Today’s post will discuss the use of NAICS code ‘pools’ to determine a contractor’s size status and eligibility to bid on OASIS SB. Initially, GSA had intended to base the size standard for OASIS SB on a single NAICS code (541330 exception, $35.5M) based on market research concerning the preponderance of work likely to be awarded under the vehicle; however, a recent rule proposed by the Small Business Administration (SBA) caused them to change this approach. Due to the provisions of Section 1331 of the Small Business Jobs Act of 2010 and concerns about the improper allocation of small business credit under multiple-award contracts, the SBA plans to make significant changes to the FAR. Under the proposed rule, “the contracting officer may divide a multiple award contract for divergent goods and services into discrete categories, each of which is assigned a NAICS code with a corresponding size standard.”
In order to accommodate the probable rule change, GSA
UPDATE 7/22/13: GSA’s OASIS Program Team released its revised draft RFP late last month. There have been several minor changes that affect the systems, certifications, and clearances evaluations. Firstly, DCAA has agreed to audit the accounting systems of all apparent winners who do not have an approved accounting system. Although third-party accounting system reviews will no longer be accepted to establish adequacy, contractors without an audited accounting system should consider a third-party review to ensure that their system is approvable by DCAA before bidding. Bidders with an audited accounting system already in place will now earn points.
Additionally, OASIS will now be scored on a 10,000 point scale. Contractor systems, certifications, and clearances account for up to 20% of available evaluation points. The list of the relevant systems, certifications, and clearances and their corresponding point totals has been updated in the post below. Finally, GSA now includes the ISO 17025 certification.
Thank you for continuing to follow our special GSA OASIS blog series. Before discussing the requirements on OASIS and OASIS SB for contractor systems, compliance, and certifications, a disclaimer – all posts are based on information from the OASIS draft RFP and the most current information available on the OASIS Industry Community on GSA Interact. Changes are certain to occur between the draft solicitation and the final RFP; Aronson will identify major changes as soon as we are aware of them.
Before making a bid decision, companies must understand that simply meeting the minimum solicitation requirements will not be enough to win an OASIS contract. GSA wants to award to ‘best in class’ contractors, so points are only awarded for exceeding the minimum requirements. Although only 20% of the total points are currently allotted to to systems and certifications, these could be critical differentiators if the competition is as intense as we expect. GSA stated in the most recent RFP Q&A that it did “not anticipate that many, if any, Contractors will have all systems and certifications that are encouraged. The evaluation process is about distinguishing between Offerors.”

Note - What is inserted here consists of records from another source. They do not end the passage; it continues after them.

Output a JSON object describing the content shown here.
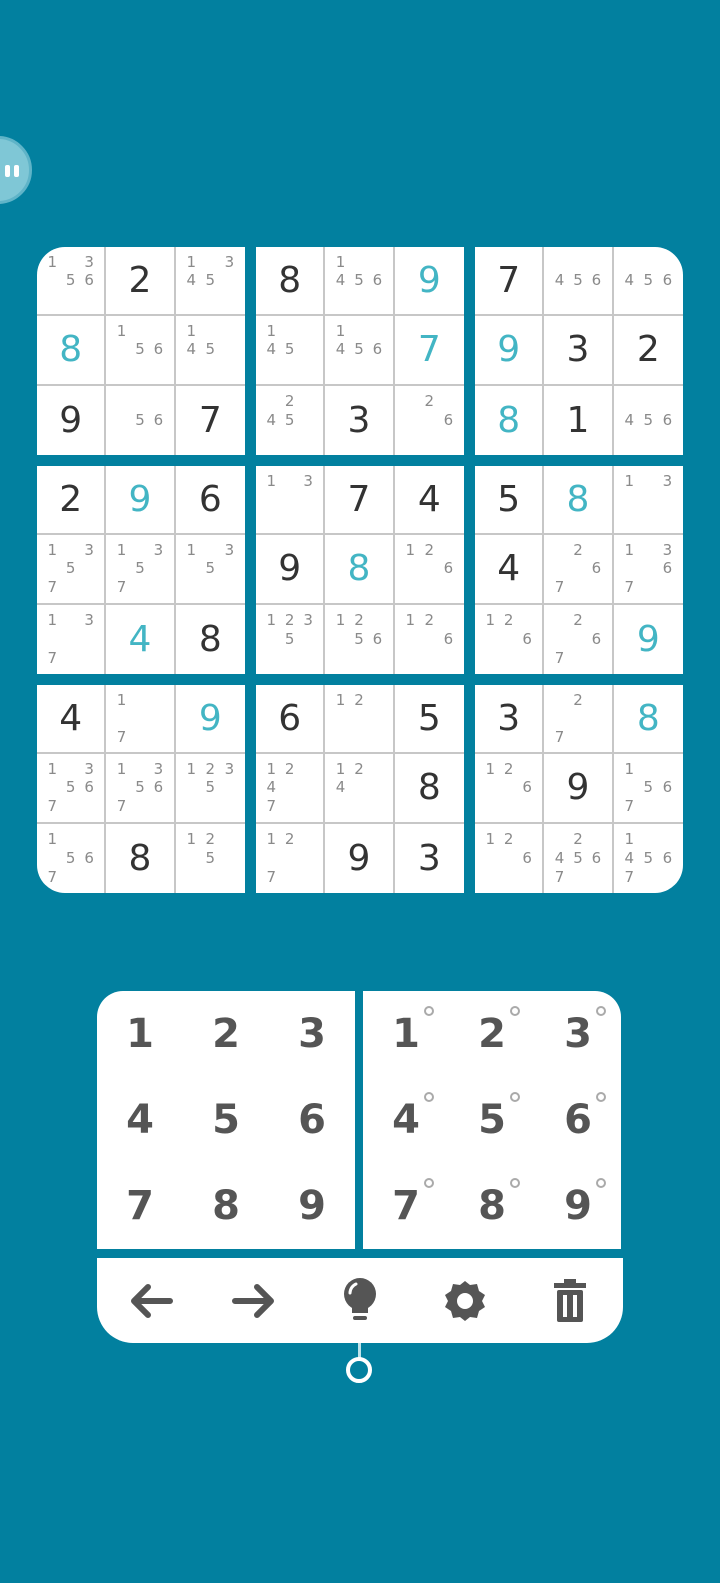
{
  "colors": {
    "background": "#02809f",
    "given_digit": "#333333",
    "user_digit": "#43b5c4",
    "note_digit": "#8a8a8a",
    "board": "#ffffff"
  },
  "grid": [
    [
      {
        "v": "",
        "n": "1356"
      },
      {
        "v": "2"
      },
      {
        "v": "",
        "n": "1345"
      },
      {
        "v": "8"
      },
      {
        "v": "",
        "n": "1456"
      },
      {
        "v": "9",
        "u": true
      },
      {
        "v": "7"
      },
      {
        "v": "",
        "n": "456"
      },
      {
        "v": "",
        "n": "456"
      }
    ],
    [
      {
        "v": "8",
        "u": true
      },
      {
        "v": "",
        "n": "156"
      },
      {
        "v": "",
        "n": "145"
      },
      {
        "v": "",
        "n": "145"
      },
      {
        "v": "",
        "n": "1456"
      },
      {
        "v": "7",
        "u": true
      },
      {
        "v": "9",
        "u": true
      },
      {
        "v": "3"
      },
      {
        "v": "2"
      }
    ],
    [
      {
        "v": "9"
      },
      {
        "v": "",
        "n": "56"
      },
      {
        "v": "7"
      },
      {
        "v": "",
        "n": "245"
      },
      {
        "v": "3"
      },
      {
        "v": "",
        "n": "26"
      },
      {
        "v": "8",
        "u": true
      },
      {
        "v": "1"
      },
      {
        "v": "",
        "n": "456"
      }
    ],
    [
      {
        "v": "2"
      },
      {
        "v": "9",
        "u": true
      },
      {
        "v": "6"
      },
      {
        "v": "",
        "n": "13"
      },
      {
        "v": "7"
      },
      {
        "v": "4"
      },
      {
        "v": "5"
      },
      {
        "v": "8",
        "u": true
      },
      {
        "v": "",
        "n": "13"
      }
    ],
    [
      {
        "v": "",
        "n": "1357"
      },
      {
        "v": "",
        "n": "1357"
      },
      {
        "v": "",
        "n": "135"
      },
      {
        "v": "9"
      },
      {
        "v": "8",
        "u": true
      },
      {
        "v": "",
        "n": "126"
      },
      {
        "v": "4"
      },
      {
        "v": "",
        "n": "267"
      },
      {
        "v": "",
        "n": "1367"
      }
    ],
    [
      {
        "v": "",
        "n": "137"
      },
      {
        "v": "4",
        "u": true
      },
      {
        "v": "8"
      },
      {
        "v": "",
        "n": "1235"
      },
      {
        "v": "",
        "n": "1256"
      },
      {
        "v": "",
        "n": "126"
      },
      {
        "v": "",
        "n": "126"
      },
      {
        "v": "",
        "n": "267"
      },
      {
        "v": "9",
        "u": true
      }
    ],
    [
      {
        "v": "4"
      },
      {
        "v": "",
        "n": "17"
      },
      {
        "v": "9",
        "u": true
      },
      {
        "v": "6"
      },
      {
        "v": "",
        "n": "12"
      },
      {
        "v": "5"
      },
      {
        "v": "3"
      },
      {
        "v": "",
        "n": "27"
      },
      {
        "v": "8",
        "u": true
      }
    ],
    [
      {
        "v": "",
        "n": "13567"
      },
      {
        "v": "",
        "n": "13567"
      },
      {
        "v": "",
        "n": "1235"
      },
      {
        "v": "",
        "n": "1247"
      },
      {
        "v": "",
        "n": "124"
      },
      {
        "v": "8"
      },
      {
        "v": "",
        "n": "126"
      },
      {
        "v": "9"
      },
      {
        "v": "",
        "n": "1567"
      }
    ],
    [
      {
        "v": "",
        "n": "1567"
      },
      {
        "v": "8"
      },
      {
        "v": "",
        "n": "125"
      },
      {
        "v": "",
        "n": "127"
      },
      {
        "v": "9"
      },
      {
        "v": "3"
      },
      {
        "v": "",
        "n": "126"
      },
      {
        "v": "",
        "n": "24567"
      },
      {
        "v": "",
        "n": "14567"
      }
    ]
  ],
  "keypad_numbers": [
    "1",
    "2",
    "3",
    "4",
    "5",
    "6",
    "7",
    "8",
    "9"
  ],
  "keypad_notes": [
    "1",
    "2",
    "3",
    "4",
    "5",
    "6",
    "7",
    "8",
    "9"
  ],
  "toolbar": [
    {
      "name": "undo-button",
      "icon": "arrow-left-icon"
    },
    {
      "name": "redo-button",
      "icon": "arrow-right-icon"
    },
    {
      "name": "hint-button",
      "icon": "lightbulb-icon"
    },
    {
      "name": "settings-button",
      "icon": "gear-icon"
    },
    {
      "name": "clear-button",
      "icon": "trash-icon"
    }
  ]
}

There has been a lot of confusion regarding which systems and certifications are actually required. The purpose of this blog is to summarize what is actually a requirement versus what is merely a recommendation.